Transitionto Adulthood

Tearswelled up my eyes and my lips began to tremble. It was a feeling ofdisappointment mixed with a sense of betrayal. I clutched my mom’sblouse and looked up at her face as if to ask why. It was meant to bea joyous occasion, but where is the joy when you have to watch yourlife’s biggest hero leaving? Every step that Papa took towards theairport’s checking counter seemed like a step towards oblivion. Isecretly prayed for something to change his mind but then I realizedthat fate was not something anyone can control. I felt so helpless.

Mysisters and I hurriedly filed through the security gate as weattempted to catch the last glimpse of our father before he boardedthe plane. It seemed that our actions had caught the chubby securityguard manning the gate off-guard because he came running after ushuffing and puffing and gesticulating while shouting that we had toleave. Our mother got infuriated, and she scolded us a lot. It mademe miss Papa for he would always defend us. We went back home, andunlike the other times, Papa was not seated on his favorite rusticchair that was always right in front of the television. There was achange in the atmosphere and mood, but that was not the only changehappening.

Monthswent by, and my feelings of betrayal and disappointment morphed intoa type of resentment towards my father because he left. I cannotdeny that I yearned for his presence it was easier to dislike himthan to confront my real emotions and the lack of closure. Papa wouldcall every week to check up on all of us. Every time he called Iexperienced a rush of conflicting emotions to the point that manytimes I would engage him in incoherent conversations. At times Irefused to talk to papa when he called. I wanted to push my fatheraway so badly, yet I wanted to talk to him for hours and hours. Ofcourse, I could not talk to him for long since my sisters were alwaysclamoring for the phone as they also wanted to have their chance tospeak to papa.

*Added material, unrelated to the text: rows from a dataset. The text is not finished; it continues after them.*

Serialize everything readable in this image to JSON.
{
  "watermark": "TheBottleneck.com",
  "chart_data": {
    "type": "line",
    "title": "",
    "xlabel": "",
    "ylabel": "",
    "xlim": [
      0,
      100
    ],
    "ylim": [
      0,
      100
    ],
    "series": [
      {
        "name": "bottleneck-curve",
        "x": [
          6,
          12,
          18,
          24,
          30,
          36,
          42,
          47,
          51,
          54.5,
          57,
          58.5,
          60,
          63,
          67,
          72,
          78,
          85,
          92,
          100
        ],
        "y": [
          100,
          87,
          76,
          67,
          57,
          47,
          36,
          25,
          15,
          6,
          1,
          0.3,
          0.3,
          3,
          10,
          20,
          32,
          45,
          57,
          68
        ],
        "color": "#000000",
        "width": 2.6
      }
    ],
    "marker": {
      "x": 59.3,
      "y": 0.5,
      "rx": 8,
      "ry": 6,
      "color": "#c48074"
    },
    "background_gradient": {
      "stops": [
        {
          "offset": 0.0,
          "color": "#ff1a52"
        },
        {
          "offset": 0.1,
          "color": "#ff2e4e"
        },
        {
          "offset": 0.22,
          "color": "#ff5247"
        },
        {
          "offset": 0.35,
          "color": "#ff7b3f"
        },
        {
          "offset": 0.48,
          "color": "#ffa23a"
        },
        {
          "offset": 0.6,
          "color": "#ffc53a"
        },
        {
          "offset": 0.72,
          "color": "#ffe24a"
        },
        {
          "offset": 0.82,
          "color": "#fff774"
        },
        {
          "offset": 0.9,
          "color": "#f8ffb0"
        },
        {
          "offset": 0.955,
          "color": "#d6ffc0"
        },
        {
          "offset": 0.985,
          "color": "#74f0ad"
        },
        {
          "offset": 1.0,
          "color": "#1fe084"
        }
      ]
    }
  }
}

Ayear went by, and he had he had missed my first play and my baptism.Two years after my father had gone to America, he came back. Thetiming could not have been more imperfect. When he came home, I wasstudying for my National Achievement Tests. My father and I had fewconversations. They were awkwardly formal. Papa was a stranger to me.I felt the distance in between us since it was very different to theway I talked to my uncles. My uncles were the central male figures inmy life and conversing with them was easy. A week later, my fatherwas back in the United States. Soon after I was in high school andPapa was not there to see me off.

Oneday as I was walking with my best friend Angelo to school, we decidedto take a shortcut that cut across a construction site. We had barelygotten halfway when I felt a sharp pain in my heel. I immediatelyrealized that I had stepped on an upturned nail. I began to removethe nail slowly before I took off my shoe. My white socks were soakedin crimson color. I bit my teeth as I threw away my spoilt shoe. Angelo looked at me in surprise as he picked up the shoe I hadthrown. “This is an absolutely good shoe!” he cried out.

“Papawill send me money for another pair,” I said as I pulled out myspare Converse shoes. I did not understand why Angelo was eager totake my damaged and bloodied shoes. That was until I looked at hiswell-worn leather shoes then I had an epiphany. I felt ashamed of myactions. Angelo and I had grown up in the same neighborhood livingthe same lives. Papa had gone to America to look for a brighterfuture, not for himself but for my siblings and me. I was clouded ina feeling of shame, guilt, and disappointment as I had spent most ofmy childhood blaming my father for leaving yet I never empathizedwith him. If he had not gone to the US, my shoes would resemble thoseof Angelo. I took my shoes and placed them in my bag. I had twothings to mend. My shoes and my relationship with Papa.